That provides a reason besides variety for the triads to regress through the week. But what about the middle year of a triad? In that year the two calendars never come close to aligning. That opens the door for the explanation of the other two calendars. Suppose there were a second UE version which only differs by beginning two weeks earlier, and a second UH version which begins two weeks later. Let's call them the "minor" versions of those calendars and the original versions the "major" versions. Then in the second year of a triad, the minor version of the UE Calendar will tend to align with the major UH, and the minor UH with the major UE.

For example, in the second year of the wheel (high weekday), on both of those opposite pairs 1 Nisan falls on 5 Spring (close) but 1 Tishri falls on 0 Autumn (bull's-eye). And at the bottom of the cycle we get in the second year of the triad that 1 Nisan falls on 0 Spring (bull's-eye) and 1 Tishri on 26 Late Summer. Those correlations precisely match those of the first and third years of triads for the two major versions. Thus, at the high weekday point of the cycle the autumn holy days align in the second year of a triad with the minor versions, and at the low weekday part of the cycle the spring holy days align with them.

That minor version of the UE calendar is precisely the one that was discovered and published first. Several years later it was discarded in favor of a better (now "major") correlation, beginning two weeks later. So now that original version is being restored as the minor UE version (UE2). Along with the minor version of the UH Calendar (UH2), it will be added with the UH Calendar to the Calendar Spreadsheet on my website.

Should the two minor versions be counted as full-fledged sacred calendars? At this point the answer seems to be no. For now they will be treated as "second witnesses" only. That is, if an event date is also holy on either the Perpetual Hebrew, Enoch, or (major) UE or UH calendars, then their witness can be used to replace the major version, if it is not on a holy day, to testify of the importance of that date. Otherwise, the will not count as a holy day in programs such as the Sacred Score Calculator of how many holy days an event falls on.

6. Correlation

One of the most important features of any uniform calendar is the once one day is selected to line it up with our Gregorian Calendar, then every date in history is determined. By having carefully analyzed over 400 historical dates, the proposed Uniform Hebrew Calendar uses the year wheel shown in Figure 4, beginning with the Sunday triad at the top starting on Sun 6 April 4071 BC (Gregorian). Then years are determined by following the wheel clockwise to determine the length of the next year. The years are never interrupted, but simply continue to be reckoned in that manner indefinitely.

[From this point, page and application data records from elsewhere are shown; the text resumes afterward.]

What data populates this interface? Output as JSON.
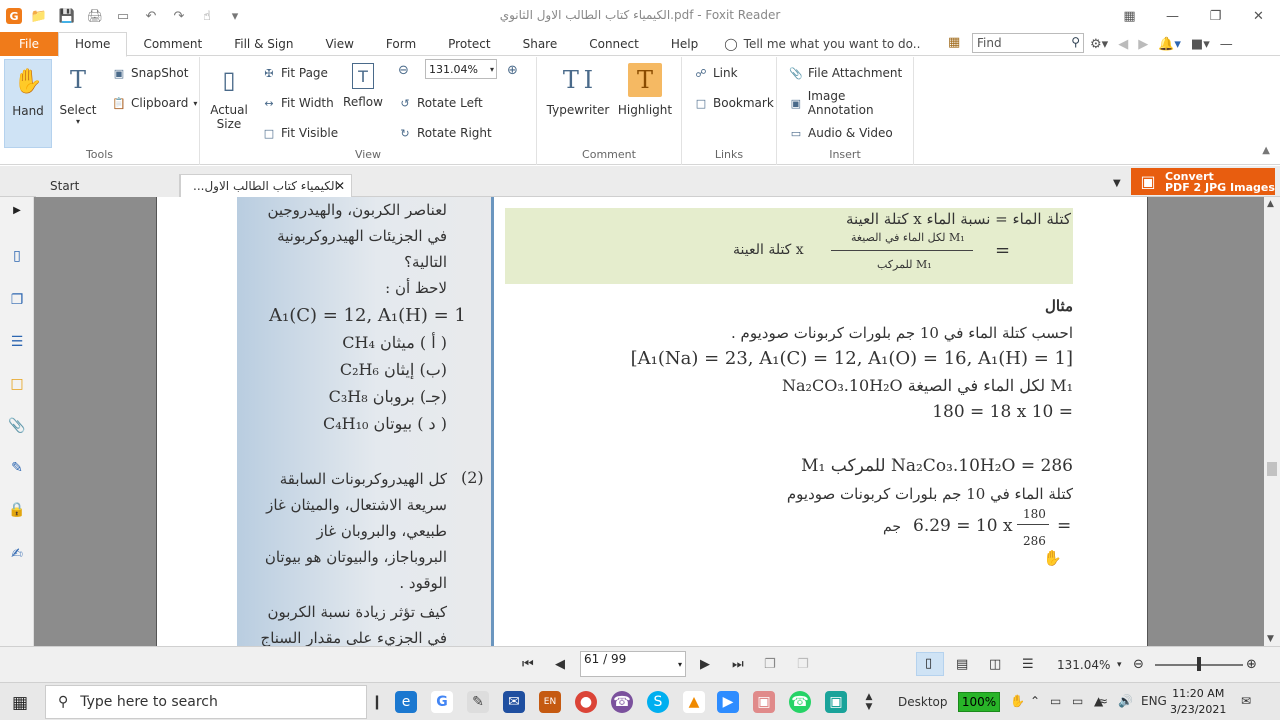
{
  "window": {
    "title": "الكيمياء كتاب الطالب الاول الثانوي.pdf - Foxit Reader",
    "app_logo": "G"
  },
  "ribbon_tabs": {
    "file": "File",
    "home": "Home",
    "comment": "Comment",
    "fill_sign": "Fill & Sign",
    "view": "View",
    "form": "Form",
    "protect": "Protect",
    "share": "Share",
    "connect": "Connect",
    "help": "Help",
    "tell_me": "Tell me what you want to do..",
    "find_placeholder": "Find"
  },
  "ribbon": {
    "tools": {
      "label": "Tools",
      "hand": "Hand",
      "select": "Select",
      "snapshot": "SnapShot",
      "clipboard": "Clipboard"
    },
    "view": {
      "label": "View",
      "actual_size_1": "Actual",
      "actual_size_2": "Size",
      "fit_page": "Fit Page",
      "fit_width": "Fit Width",
      "fit_visible": "Fit Visible",
      "reflow": "Reflow",
      "zoom_value": "131.04%",
      "rotate_left": "Rotate Left",
      "rotate_right": "Rotate Right"
    },
    "comment": {
      "label": "Comment",
      "typewriter": "Typewriter",
      "highlight": "Highlight"
    },
    "links": {
      "label": "Links",
      "link": "Link",
      "bookmark": "Bookmark"
    },
    "insert": {
      "label": "Insert",
      "file_attachment": "File Attachment",
      "image_annotation": "Image Annotation",
      "audio_video": "Audio & Video"
    }
  },
  "doc_tabs": {
    "start": "Start",
    "current": "...الكيمياء كتاب الطالب الاول"
  },
  "convert": {
    "line1": "Convert",
    "line2": "PDF 2 JPG Images"
  },
  "page_content": {
    "left_column": [
      "لعناصر الكربون، والهيدروجين",
      "في الجزيئات الهيدروكربونية",
      "التالية؟",
      "لاحظ أن :",
      "A₁(C) = 12, A₁(H) = 1",
      "( أ )  ميثان  CH₄",
      "(ب)  إيثان  C₂H₆",
      "(جـ)  بروبان  C₃H₈",
      "( د )  بيوتان  C₄H₁₀",
      "(2)",
      "كل الهيدروكربونات السابقة",
      "سريعة الاشتعال، والميثان غاز",
      "طبيعي، والبروبان غاز",
      "البروباجاز، والبيوتان هو بيوتان",
      "الوقود .",
      "كيف تؤثر زيادة نسبة الكربون",
      "في الجزيء على مقدار السناج"
    ],
    "formula_box": {
      "line1": "كتلة الماء = نسبة الماء x كتلة العينة",
      "numerator": "M₁ لكل الماء في الصيغة",
      "denominator": "M₁ للمركب",
      "times_sample": "x كتلة العينة",
      "equals": "="
    },
    "example": {
      "heading": "مثال",
      "question": "احسب كتلة الماء في 10 جم بلورات كربونات صوديوم .",
      "masses": "[A₁(Na) = 23, A₁(C) = 12, A₁(O) = 16, A₁(H) = 1]",
      "water_mass_label": "M₁ لكل الماء في الصيغة Na₂CO₃.10H₂O",
      "water_mass_value": "180 = 18 x 10 =",
      "compound_mass": "286 = Na₂Co₃.10H₂O للمركب M₁",
      "water_in_sample": "كتلة الماء في 10 جم بلورات كربونات صوديوم",
      "frac_num": "180",
      "frac_den": "286",
      "result": "6.29 = 10 x",
      "result_unit": "جم",
      "result_eq": "="
    }
  },
  "status": {
    "page_indicator": "61 / 99",
    "zoom": "131.04%"
  },
  "taskbar": {
    "search_placeholder": "Type here to search",
    "desktop_label": "Desktop",
    "battery": "100%",
    "language": "ENG",
    "time": "11:20 AM",
    "date": "3/23/2021"
  }
}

Years are counted from that starting point, so that the first year is year 0. In that way, if one wants to know where any given year falls in the 33-year cycle, one needs only to divide the UH year by 33 and the remainder will equal the year in the cycle (counting the first year as year 0 and the last as year 32).

7. Conclusion

A Uniform Hebrew (UH) Calendar has been discovered which is tied to the Uniform Enoch (UE) Calendar by following a pattern which keeps its first day near the UE spring equinox day. The UH month and year lengths are the same as the traditional Hebrew Calendar, and the order of years follows a similar pattern. The exact order of years is given by a 33-year wheel of years which repeats indefinitely. The total number of days in the 33 years is the same as the total in 33 Uniform Enoch years of 364 days each, so the alignment of the two calendars exactly repeats every 33 years.

Two other sacred calendars are also discussed. They are secondary (or minor) versions of both the UE and UH Calendars, and only differ from them by beginning two weeks earlier or later, respectively. Their use seems to be confined to be second witnesses to dates on the other Enoch or Hebrew calendars. The minor version of the UE Calendar is identical to the original correlation discovered for that calendar, which was subsequently discarded in favor of the one currently used.

This article only explained the technical details of the UH Calendar. The usefulness and sacred witnesses it produces will be discussed in a future article.